* Description of the task
Which lines below hold the word "Microsoft"? Report each one.
---
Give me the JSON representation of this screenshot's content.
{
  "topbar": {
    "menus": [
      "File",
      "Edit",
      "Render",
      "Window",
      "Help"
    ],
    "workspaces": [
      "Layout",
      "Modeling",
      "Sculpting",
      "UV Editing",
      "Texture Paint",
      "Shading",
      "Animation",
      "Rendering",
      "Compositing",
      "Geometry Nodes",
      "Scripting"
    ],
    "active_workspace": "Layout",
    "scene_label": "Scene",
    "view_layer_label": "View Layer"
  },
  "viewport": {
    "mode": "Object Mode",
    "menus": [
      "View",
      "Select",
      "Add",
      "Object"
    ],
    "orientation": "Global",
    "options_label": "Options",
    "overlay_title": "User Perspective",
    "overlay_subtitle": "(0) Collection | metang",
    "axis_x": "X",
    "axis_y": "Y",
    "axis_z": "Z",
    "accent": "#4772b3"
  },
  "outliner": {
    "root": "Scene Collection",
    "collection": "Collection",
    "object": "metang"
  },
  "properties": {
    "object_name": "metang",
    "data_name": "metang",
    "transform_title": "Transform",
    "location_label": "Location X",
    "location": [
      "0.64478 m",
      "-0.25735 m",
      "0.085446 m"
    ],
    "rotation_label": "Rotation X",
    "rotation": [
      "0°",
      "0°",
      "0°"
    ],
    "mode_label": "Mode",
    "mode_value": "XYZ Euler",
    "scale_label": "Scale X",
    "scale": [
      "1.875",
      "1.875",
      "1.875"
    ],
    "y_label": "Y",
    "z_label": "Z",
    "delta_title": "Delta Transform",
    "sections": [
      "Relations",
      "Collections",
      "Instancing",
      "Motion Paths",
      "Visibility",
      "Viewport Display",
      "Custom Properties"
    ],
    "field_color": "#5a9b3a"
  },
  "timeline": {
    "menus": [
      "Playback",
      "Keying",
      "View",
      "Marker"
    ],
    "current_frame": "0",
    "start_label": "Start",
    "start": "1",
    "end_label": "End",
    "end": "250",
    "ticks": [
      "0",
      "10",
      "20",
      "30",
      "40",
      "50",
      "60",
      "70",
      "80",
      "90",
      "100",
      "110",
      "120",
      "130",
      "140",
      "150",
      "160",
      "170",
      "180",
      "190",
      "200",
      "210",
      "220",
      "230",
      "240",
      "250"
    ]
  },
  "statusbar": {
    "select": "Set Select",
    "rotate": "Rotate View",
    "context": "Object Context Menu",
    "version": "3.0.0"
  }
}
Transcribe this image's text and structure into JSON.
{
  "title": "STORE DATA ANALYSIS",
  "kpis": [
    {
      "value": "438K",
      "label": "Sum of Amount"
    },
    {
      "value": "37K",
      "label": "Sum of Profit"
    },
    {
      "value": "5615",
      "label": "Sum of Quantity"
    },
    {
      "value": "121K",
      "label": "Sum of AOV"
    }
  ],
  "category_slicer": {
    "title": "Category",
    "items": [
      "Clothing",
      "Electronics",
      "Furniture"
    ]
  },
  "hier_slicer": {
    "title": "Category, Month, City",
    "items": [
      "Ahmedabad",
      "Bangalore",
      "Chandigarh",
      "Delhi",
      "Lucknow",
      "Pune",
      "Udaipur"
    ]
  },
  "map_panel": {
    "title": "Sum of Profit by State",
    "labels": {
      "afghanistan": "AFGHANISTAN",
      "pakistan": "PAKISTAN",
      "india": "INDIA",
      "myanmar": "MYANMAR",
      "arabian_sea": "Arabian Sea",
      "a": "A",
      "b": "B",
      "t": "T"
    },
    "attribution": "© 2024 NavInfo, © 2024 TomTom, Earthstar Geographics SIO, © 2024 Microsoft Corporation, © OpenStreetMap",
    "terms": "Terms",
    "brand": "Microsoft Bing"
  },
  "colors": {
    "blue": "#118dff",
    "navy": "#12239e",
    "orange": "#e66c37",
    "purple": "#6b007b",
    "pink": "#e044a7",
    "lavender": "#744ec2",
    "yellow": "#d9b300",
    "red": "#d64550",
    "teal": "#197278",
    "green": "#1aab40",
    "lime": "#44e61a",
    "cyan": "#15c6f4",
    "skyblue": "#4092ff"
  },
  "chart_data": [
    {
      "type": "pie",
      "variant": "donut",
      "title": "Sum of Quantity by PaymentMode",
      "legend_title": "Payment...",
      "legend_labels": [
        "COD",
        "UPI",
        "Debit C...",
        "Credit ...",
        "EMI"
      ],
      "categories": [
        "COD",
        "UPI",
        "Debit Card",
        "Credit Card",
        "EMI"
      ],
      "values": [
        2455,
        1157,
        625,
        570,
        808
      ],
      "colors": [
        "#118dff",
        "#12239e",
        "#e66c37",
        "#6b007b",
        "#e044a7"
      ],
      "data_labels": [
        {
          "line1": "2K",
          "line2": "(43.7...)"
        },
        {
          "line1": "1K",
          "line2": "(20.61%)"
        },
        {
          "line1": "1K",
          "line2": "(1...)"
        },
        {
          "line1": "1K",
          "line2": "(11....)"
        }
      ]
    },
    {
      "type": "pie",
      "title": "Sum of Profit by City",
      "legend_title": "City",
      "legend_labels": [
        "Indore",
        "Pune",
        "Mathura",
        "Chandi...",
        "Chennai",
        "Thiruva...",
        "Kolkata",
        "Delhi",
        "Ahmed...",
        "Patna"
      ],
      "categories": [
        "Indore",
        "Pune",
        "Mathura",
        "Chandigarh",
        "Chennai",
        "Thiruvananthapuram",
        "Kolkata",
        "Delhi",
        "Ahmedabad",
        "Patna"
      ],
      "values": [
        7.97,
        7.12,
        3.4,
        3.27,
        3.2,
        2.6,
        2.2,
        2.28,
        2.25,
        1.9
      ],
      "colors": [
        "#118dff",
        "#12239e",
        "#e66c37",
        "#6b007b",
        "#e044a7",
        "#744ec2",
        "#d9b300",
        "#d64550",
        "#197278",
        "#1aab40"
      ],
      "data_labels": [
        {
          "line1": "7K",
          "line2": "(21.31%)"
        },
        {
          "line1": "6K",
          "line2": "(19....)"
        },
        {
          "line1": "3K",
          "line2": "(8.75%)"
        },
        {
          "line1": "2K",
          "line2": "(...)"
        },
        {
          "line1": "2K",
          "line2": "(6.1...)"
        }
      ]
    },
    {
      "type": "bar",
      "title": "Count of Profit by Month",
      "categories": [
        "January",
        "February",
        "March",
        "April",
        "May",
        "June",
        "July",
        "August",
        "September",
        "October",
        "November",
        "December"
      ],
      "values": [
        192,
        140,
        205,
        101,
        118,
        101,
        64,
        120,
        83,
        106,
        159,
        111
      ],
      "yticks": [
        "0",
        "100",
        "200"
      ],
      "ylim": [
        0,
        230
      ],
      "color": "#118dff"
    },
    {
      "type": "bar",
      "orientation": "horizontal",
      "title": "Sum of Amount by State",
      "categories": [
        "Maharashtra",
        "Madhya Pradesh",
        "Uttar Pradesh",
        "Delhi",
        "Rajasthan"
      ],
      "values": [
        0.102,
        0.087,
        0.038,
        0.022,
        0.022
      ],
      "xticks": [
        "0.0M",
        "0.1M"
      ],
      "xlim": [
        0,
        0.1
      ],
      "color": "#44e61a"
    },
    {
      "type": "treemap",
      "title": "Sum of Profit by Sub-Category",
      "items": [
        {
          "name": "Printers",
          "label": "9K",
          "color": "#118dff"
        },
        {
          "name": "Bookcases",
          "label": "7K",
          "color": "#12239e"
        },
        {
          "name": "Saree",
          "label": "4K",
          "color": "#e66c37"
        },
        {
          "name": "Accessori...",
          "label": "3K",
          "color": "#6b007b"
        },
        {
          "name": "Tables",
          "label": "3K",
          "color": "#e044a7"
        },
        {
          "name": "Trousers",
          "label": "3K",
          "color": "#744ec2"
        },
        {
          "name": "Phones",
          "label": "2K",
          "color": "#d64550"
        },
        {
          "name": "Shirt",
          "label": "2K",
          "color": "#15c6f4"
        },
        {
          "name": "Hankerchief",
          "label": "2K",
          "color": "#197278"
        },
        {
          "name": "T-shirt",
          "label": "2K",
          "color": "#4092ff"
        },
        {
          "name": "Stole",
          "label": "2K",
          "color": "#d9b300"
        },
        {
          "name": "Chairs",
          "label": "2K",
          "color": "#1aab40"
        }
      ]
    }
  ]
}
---
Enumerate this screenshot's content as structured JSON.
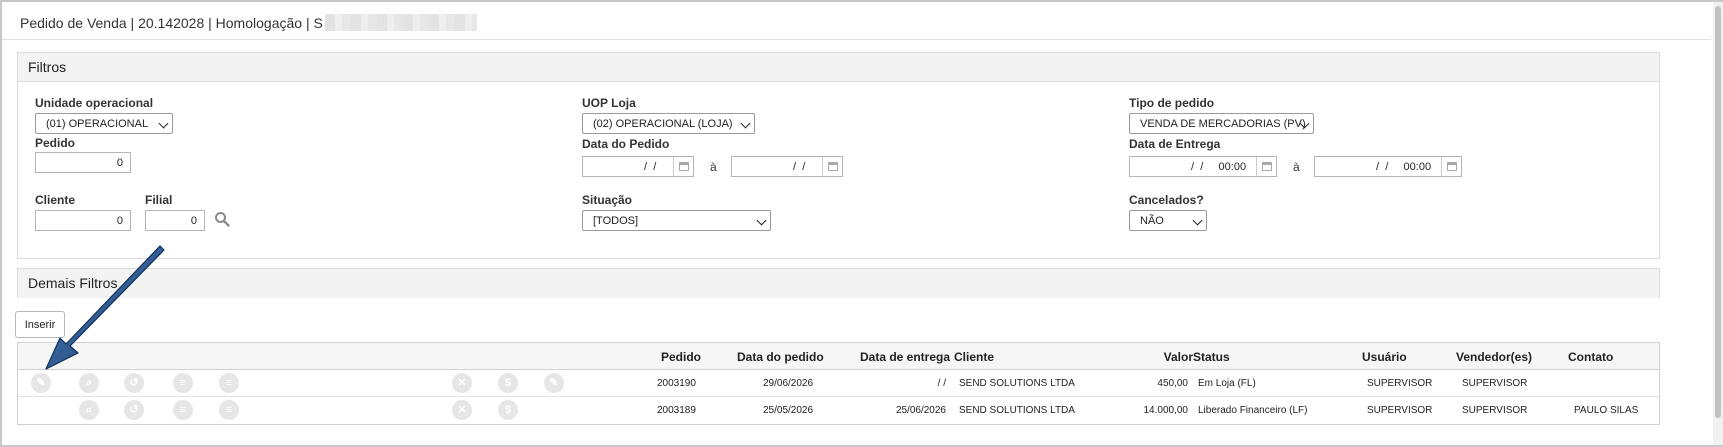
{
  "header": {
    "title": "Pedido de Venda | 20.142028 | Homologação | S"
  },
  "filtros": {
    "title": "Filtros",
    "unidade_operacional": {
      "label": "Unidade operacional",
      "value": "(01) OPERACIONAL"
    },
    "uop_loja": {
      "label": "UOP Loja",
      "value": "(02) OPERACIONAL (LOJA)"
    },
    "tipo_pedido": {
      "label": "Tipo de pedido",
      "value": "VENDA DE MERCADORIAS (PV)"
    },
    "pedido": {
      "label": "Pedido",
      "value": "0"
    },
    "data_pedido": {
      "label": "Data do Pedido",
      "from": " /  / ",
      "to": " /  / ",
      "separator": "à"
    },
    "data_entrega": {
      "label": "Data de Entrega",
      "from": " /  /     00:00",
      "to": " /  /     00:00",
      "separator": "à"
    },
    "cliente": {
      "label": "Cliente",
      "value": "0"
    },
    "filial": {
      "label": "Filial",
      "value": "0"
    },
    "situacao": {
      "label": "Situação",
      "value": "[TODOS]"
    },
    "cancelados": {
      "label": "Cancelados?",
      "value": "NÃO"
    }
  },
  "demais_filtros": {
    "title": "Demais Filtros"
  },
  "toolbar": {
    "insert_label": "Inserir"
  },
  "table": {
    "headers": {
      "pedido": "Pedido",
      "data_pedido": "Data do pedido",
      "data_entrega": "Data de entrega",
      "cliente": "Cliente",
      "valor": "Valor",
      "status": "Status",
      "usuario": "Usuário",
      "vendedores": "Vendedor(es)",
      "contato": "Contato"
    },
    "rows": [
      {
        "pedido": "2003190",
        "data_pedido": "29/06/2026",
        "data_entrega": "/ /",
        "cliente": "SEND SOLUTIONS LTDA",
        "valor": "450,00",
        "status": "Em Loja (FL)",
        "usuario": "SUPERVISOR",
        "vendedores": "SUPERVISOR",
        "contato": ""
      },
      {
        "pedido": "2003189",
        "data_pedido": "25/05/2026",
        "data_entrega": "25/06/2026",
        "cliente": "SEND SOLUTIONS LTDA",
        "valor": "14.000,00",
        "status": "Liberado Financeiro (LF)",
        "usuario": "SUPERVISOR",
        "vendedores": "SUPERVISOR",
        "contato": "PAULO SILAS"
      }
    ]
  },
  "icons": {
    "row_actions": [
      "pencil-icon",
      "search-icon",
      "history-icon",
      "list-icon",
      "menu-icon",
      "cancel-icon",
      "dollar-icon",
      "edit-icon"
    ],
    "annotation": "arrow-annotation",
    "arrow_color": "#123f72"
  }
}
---
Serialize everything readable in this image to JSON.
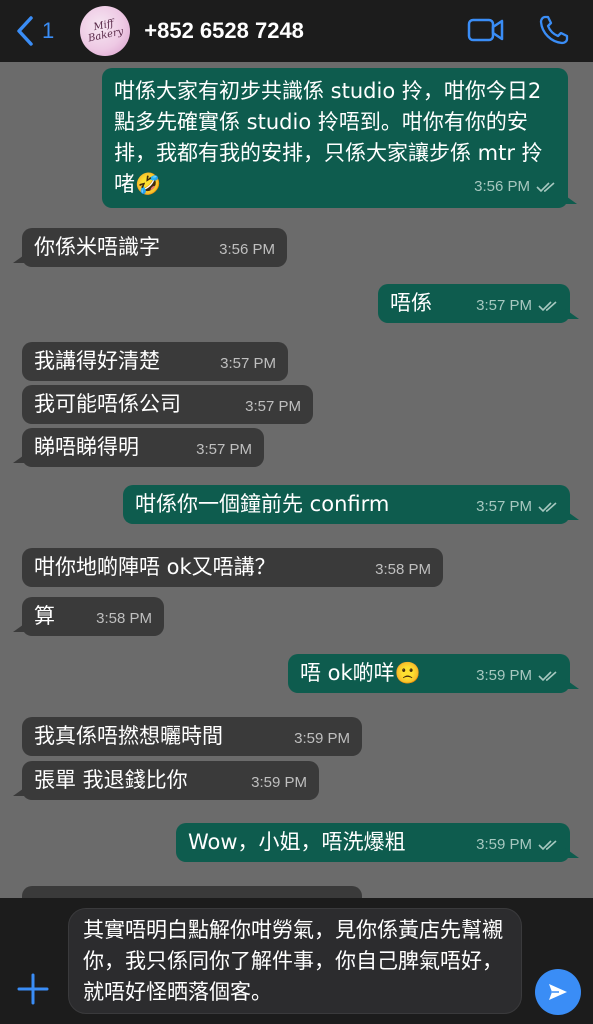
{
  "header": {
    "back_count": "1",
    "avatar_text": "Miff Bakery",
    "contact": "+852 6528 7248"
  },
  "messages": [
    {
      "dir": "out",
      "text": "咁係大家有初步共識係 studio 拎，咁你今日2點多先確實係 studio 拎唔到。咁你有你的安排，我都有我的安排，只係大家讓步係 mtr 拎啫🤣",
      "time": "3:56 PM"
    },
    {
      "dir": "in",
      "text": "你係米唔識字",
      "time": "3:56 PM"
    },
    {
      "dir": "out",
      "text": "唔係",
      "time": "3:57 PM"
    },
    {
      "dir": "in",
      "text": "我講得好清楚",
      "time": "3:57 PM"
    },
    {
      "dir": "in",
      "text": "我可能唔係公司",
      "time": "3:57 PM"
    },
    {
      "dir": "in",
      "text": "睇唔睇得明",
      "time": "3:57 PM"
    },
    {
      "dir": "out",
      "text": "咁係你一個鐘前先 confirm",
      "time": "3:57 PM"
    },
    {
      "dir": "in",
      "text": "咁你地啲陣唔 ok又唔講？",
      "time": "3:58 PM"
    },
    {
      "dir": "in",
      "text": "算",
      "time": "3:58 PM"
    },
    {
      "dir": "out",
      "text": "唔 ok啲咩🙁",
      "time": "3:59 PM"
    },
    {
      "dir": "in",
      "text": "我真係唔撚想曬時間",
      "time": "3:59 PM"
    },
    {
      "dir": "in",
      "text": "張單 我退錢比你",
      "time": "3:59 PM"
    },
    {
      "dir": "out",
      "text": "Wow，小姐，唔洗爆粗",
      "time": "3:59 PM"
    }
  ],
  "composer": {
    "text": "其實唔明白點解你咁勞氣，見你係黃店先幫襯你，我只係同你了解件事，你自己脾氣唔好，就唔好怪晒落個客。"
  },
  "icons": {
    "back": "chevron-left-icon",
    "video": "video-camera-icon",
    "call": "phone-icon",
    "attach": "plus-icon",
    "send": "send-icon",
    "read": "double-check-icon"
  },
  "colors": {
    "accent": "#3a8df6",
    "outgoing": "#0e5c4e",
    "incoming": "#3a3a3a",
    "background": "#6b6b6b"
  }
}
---
* Task output
    "attribution": "© 2024 NavInfo, © 2024 TomTom, Earthstar Geographics SIO, © 2024 Microsoft Corporation, © OpenStreetMap",
    "brand": "Microsoft Bing"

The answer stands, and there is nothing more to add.